◆ ABOUT THIS TASK ◆
A verbatim repeat of the lines below is required, with the pictures removed.

◆ RECORDS FOR THIS TASK ◆

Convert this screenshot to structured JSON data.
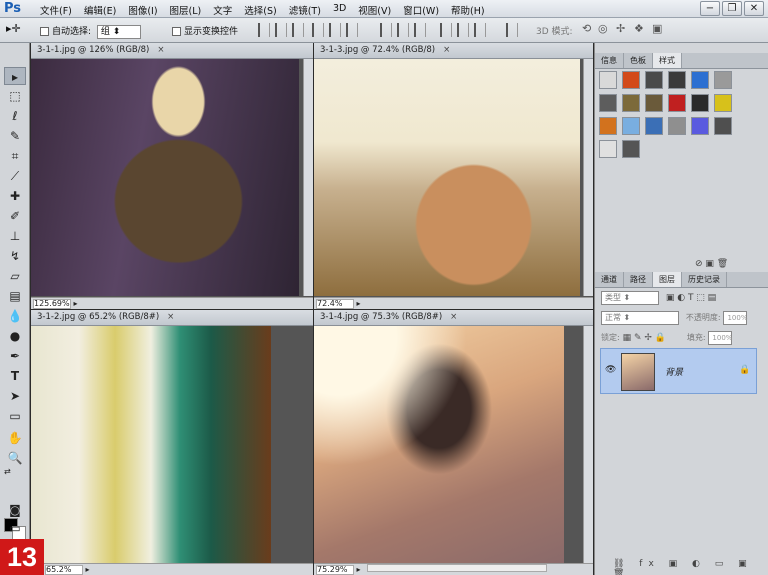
{
  "app": {
    "logo": "Ps"
  },
  "menu": [
    "文件(F)",
    "编辑(E)",
    "图像(I)",
    "图层(L)",
    "文字",
    "选择(S)",
    "滤镜(T)",
    "3D",
    "视图(V)",
    "窗口(W)",
    "帮助(H)"
  ],
  "options": {
    "auto_select_label": "自动选择:",
    "auto_select_value": "组",
    "show_transform_label": "显示变换控件",
    "mode_3d": "3D 模式:"
  },
  "documents": [
    {
      "title": "3-1-1.jpg @ 126% (RGB/8)",
      "zoom": "125.69%"
    },
    {
      "title": "3-1-3.jpg @ 72.4% (RGB/8)",
      "zoom": "72.4%"
    },
    {
      "title": "3-1-2.jpg @ 65.2% (RGB/8#)",
      "zoom": "65.2%"
    },
    {
      "title": "3-1-4.jpg @ 75.3% (RGB/8#)",
      "zoom": "75.29%"
    }
  ],
  "styles_panel": {
    "tabs": [
      "信息",
      "色板",
      "样式"
    ],
    "swatches": [
      "#d9d9d9",
      "#d24a1a",
      "#4a4a4a",
      "#3a3a3a",
      "#2c6fd1",
      "#9a9a9a",
      "#5d5d5d",
      "#7c6a3a",
      "#6a5a3a",
      "#c02020",
      "#2a2a2a",
      "#d7c11b",
      "#d2721e",
      "#79aee0",
      "#3b6fb6",
      "#8f8f8f",
      "#5a5adf",
      "#4f4f4f",
      "#e0e0e0",
      "#555555"
    ]
  },
  "layers_panel": {
    "tabs": [
      "通道",
      "路径",
      "图层",
      "历史记录"
    ],
    "kind": "类型",
    "blend": "正常",
    "opacity_label": "不透明度:",
    "opacity": "100%",
    "lock_label": "锁定:",
    "fill_label": "填充:",
    "fill": "100%",
    "layer_name": "背景"
  },
  "step_number": "13"
}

◆ YOUR RESPONSE ◆
Convert this screenshot to structured JSON data.
{
  "app": {
    "logo": "Ps"
  },
  "menu": [
    "文件(F)",
    "编辑(E)",
    "图像(I)",
    "图层(L)",
    "文字",
    "选择(S)",
    "滤镜(T)",
    "3D",
    "视图(V)",
    "窗口(W)",
    "帮助(H)"
  ],
  "options": {
    "auto_select_label": "自动选择:",
    "auto_select_value": "组",
    "show_transform_label": "显示变换控件",
    "mode_3d": "3D 模式:"
  },
  "documents": [
    {
      "title": "3-1-1.jpg @ 126% (RGB/8)",
      "zoom": "125.69%"
    },
    {
      "title": "3-1-3.jpg @ 72.4% (RGB/8)",
      "zoom": "72.4%"
    },
    {
      "title": "3-1-2.jpg @ 65.2% (RGB/8#)",
      "zoom": "65.2%"
    },
    {
      "title": "3-1-4.jpg @ 75.3% (RGB/8#)",
      "zoom": "75.29%"
    }
  ],
  "styles_panel": {
    "tabs": [
      "信息",
      "色板",
      "样式"
    ],
    "swatches": [
      "#d9d9d9",
      "#d24a1a",
      "#4a4a4a",
      "#3a3a3a",
      "#2c6fd1",
      "#9a9a9a",
      "#5d5d5d",
      "#7c6a3a",
      "#6a5a3a",
      "#c02020",
      "#2a2a2a",
      "#d7c11b",
      "#d2721e",
      "#79aee0",
      "#3b6fb6",
      "#8f8f8f",
      "#5a5adf",
      "#4f4f4f",
      "#e0e0e0",
      "#555555"
    ]
  },
  "layers_panel": {
    "tabs": [
      "通道",
      "路径",
      "图层",
      "历史记录"
    ],
    "kind": "类型",
    "blend": "正常",
    "opacity_label": "不透明度:",
    "opacity": "100%",
    "lock_label": "锁定:",
    "fill_label": "填充:",
    "fill": "100%",
    "layer_name": "背景"
  },
  "step_number": "13"
}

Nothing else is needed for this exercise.